▸ **DIRECTIONS**
Please repeat the data in full, character for character.

▸ **RECORDS FOR THIS EXERCISE**
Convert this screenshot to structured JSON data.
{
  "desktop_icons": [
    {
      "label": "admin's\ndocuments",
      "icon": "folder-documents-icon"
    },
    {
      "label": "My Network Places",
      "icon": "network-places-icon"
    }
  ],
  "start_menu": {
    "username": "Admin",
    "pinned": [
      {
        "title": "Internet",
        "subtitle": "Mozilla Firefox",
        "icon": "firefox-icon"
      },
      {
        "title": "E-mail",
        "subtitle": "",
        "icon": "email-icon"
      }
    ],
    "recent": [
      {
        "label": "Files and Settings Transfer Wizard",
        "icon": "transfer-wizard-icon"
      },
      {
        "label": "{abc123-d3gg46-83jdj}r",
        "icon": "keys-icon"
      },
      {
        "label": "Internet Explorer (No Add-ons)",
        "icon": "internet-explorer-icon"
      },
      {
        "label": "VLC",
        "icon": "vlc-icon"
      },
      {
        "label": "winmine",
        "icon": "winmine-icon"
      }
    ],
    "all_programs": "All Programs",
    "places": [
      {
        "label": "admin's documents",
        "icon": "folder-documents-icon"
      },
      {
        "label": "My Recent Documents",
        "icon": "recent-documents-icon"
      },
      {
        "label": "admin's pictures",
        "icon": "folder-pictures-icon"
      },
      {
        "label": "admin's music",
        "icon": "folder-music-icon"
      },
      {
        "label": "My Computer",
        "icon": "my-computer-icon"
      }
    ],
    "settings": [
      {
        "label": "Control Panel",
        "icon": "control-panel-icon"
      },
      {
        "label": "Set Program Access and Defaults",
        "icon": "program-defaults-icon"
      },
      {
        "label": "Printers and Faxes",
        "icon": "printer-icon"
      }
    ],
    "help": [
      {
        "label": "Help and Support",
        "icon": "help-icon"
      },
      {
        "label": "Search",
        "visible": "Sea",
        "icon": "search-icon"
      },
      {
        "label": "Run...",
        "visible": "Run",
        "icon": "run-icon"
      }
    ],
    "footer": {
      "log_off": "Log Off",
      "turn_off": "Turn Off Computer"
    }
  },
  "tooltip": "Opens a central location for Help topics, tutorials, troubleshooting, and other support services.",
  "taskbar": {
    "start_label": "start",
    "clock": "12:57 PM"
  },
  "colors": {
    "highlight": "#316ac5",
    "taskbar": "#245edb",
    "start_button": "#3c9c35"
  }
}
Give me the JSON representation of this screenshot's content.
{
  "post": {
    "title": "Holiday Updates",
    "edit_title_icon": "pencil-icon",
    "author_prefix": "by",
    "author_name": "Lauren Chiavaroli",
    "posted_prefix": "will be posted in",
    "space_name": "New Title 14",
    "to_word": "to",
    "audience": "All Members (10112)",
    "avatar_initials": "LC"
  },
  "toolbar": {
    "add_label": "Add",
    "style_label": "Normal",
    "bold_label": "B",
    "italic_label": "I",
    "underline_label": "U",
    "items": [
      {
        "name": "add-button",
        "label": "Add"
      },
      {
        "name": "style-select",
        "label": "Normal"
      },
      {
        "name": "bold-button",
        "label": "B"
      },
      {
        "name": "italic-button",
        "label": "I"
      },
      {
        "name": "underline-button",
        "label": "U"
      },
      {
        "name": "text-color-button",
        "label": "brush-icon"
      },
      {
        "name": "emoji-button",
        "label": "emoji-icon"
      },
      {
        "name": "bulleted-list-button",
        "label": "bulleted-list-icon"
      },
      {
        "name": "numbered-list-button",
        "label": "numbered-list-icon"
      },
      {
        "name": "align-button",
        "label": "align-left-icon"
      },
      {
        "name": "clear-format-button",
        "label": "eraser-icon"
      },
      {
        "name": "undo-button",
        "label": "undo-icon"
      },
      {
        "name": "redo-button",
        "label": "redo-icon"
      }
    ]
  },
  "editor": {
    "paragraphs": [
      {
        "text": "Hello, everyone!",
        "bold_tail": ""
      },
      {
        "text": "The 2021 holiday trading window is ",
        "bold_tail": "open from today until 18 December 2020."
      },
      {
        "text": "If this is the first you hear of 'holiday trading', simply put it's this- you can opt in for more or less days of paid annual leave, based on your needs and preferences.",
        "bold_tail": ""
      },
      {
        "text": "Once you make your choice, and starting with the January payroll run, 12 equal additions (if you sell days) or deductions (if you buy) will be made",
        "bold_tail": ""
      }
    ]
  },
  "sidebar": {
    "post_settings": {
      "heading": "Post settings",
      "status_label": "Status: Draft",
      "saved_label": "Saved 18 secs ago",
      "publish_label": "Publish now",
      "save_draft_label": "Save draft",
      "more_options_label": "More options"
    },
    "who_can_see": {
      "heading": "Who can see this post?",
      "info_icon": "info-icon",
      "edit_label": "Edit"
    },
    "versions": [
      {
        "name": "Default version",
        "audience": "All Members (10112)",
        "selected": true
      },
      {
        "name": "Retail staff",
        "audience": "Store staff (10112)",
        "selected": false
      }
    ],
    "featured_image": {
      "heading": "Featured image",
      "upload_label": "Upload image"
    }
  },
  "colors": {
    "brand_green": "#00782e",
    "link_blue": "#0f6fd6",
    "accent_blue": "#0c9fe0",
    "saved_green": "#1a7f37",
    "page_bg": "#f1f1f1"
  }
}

▸ **EXERCISE SOLUTION**
Convert this screenshot to structured JSON data.
{
  "desktop_icons": [
    {
      "label": "admin's\ndocuments",
      "icon": "folder-documents-icon"
    },
    {
      "label": "My Network Places",
      "icon": "network-places-icon"
    }
  ],
  "start_menu": {
    "username": "Admin",
    "pinned": [
      {
        "title": "Internet",
        "subtitle": "Mozilla Firefox",
        "icon": "firefox-icon"
      },
      {
        "title": "E-mail",
        "subtitle": "",
        "icon": "email-icon"
      }
    ],
    "recent": [
      {
        "label": "Files and Settings Transfer Wizard",
        "icon": "transfer-wizard-icon"
      },
      {
        "label": "{abc123-d3gg46-83jdj}r",
        "icon": "keys-icon"
      },
      {
        "label": "Internet Explorer (No Add-ons)",
        "icon": "internet-explorer-icon"
      },
      {
        "label": "VLC",
        "icon": "vlc-icon"
      },
      {
        "label": "winmine",
        "icon": "winmine-icon"
      }
    ],
    "all_programs": "All Programs",
    "places": [
      {
        "label": "admin's documents",
        "icon": "folder-documents-icon"
      },
      {
        "label": "My Recent Documents",
        "icon": "recent-documents-icon"
      },
      {
        "label": "admin's pictures",
        "icon": "folder-pictures-icon"
      },
      {
        "label": "admin's music",
        "icon": "folder-music-icon"
      },
      {
        "label": "My Computer",
        "icon": "my-computer-icon"
      }
    ],
    "settings": [
      {
        "label": "Control Panel",
        "icon": "control-panel-icon"
      },
      {
        "label": "Set Program Access and Defaults",
        "icon": "program-defaults-icon"
      },
      {
        "label": "Printers and Faxes",
        "icon": "printer-icon"
      }
    ],
    "help": [
      {
        "label": "Help and Support",
        "icon": "help-icon"
      },
      {
        "label": "Search",
        "visible": "Sea",
        "icon": "search-icon"
      },
      {
        "label": "Run...",
        "visible": "Run",
        "icon": "run-icon"
      }
    ],
    "footer": {
      "log_off": "Log Off",
      "turn_off": "Turn Off Computer"
    }
  },
  "tooltip": "Opens a central location for Help topics, tutorials, troubleshooting, and other support services.",
  "taskbar": {
    "start_label": "start",
    "clock": "12:57 PM"
  },
  "colors": {
    "highlight": "#316ac5",
    "taskbar": "#245edb",
    "start_button": "#3c9c35"
  }
}
Give me the JSON representation of this screenshot's content.
{
  "post": {
    "title": "Holiday Updates",
    "edit_title_icon": "pencil-icon",
    "author_prefix": "by",
    "author_name": "Lauren Chiavaroli",
    "posted_prefix": "will be posted in",
    "space_name": "New Title 14",
    "to_word": "to",
    "audience": "All Members (10112)",
    "avatar_initials": "LC"
  },
  "toolbar": {
    "add_label": "Add",
    "style_label": "Normal",
    "bold_label": "B",
    "italic_label": "I",
    "underline_label": "U",
    "items": [
      {
        "name": "add-button",
        "label": "Add"
      },
      {
        "name": "style-select",
        "label": "Normal"
      },
      {
        "name": "bold-button",
        "label": "B"
      },
      {
        "name": "italic-button",
        "label": "I"
      },
      {
        "name": "underline-button",
        "label": "U"
      },
      {
        "name": "text-color-button",
        "label": "brush-icon"
      },
      {
        "name": "emoji-button",
        "label": "emoji-icon"
      },
      {
        "name": "bulleted-list-button",
        "label": "bulleted-list-icon"
      },
      {
        "name": "numbered-list-button",
        "label": "numbered-list-icon"
      },
      {
        "name": "align-button",
        "label": "align-left-icon"
      },
      {
        "name": "clear-format-button",
        "label": "eraser-icon"
      },
      {
        "name": "undo-button",
        "label": "undo-icon"
      },
      {
        "name": "redo-button",
        "label": "redo-icon"
      }
    ]
  },
  "editor": {
    "paragraphs": [
      {
        "text": "Hello, everyone!",
        "bold_tail": ""
      },
      {
        "text": "The 2021 holiday trading window is ",
        "bold_tail": "open from today until 18 December 2020."
      },
      {
        "text": "If this is the first you hear of 'holiday trading', simply put it's this- you can opt in for more or less days of paid annual leave, based on your needs and preferences.",
        "bold_tail": ""
      },
      {
        "text": "Once you make your choice, and starting with the January payroll run, 12 equal additions (if you sell days) or deductions (if you buy) will be made",
        "bold_tail": ""
      }
    ]
  },
  "sidebar": {
    "post_settings": {
      "heading": "Post settings",
      "status_label": "Status: Draft",
      "saved_label": "Saved 18 secs ago",
      "publish_label": "Publish now",
      "save_draft_label": "Save draft",
      "more_options_label": "More options"
    },
    "who_can_see": {
      "heading": "Who can see this post?",
      "info_icon": "info-icon",
      "edit_label": "Edit"
    },
    "versions": [
      {
        "name": "Default version",
        "audience": "All Members (10112)",
        "selected": true
      },
      {
        "name": "Retail staff",
        "audience": "Store staff (10112)",
        "selected": false
      }
    ],
    "featured_image": {
      "heading": "Featured image",
      "upload_label": "Upload image"
    }
  },
  "colors": {
    "brand_green": "#00782e",
    "link_blue": "#0f6fd6",
    "accent_blue": "#0c9fe0",
    "saved_green": "#1a7f37",
    "page_bg": "#f1f1f1"
  }
}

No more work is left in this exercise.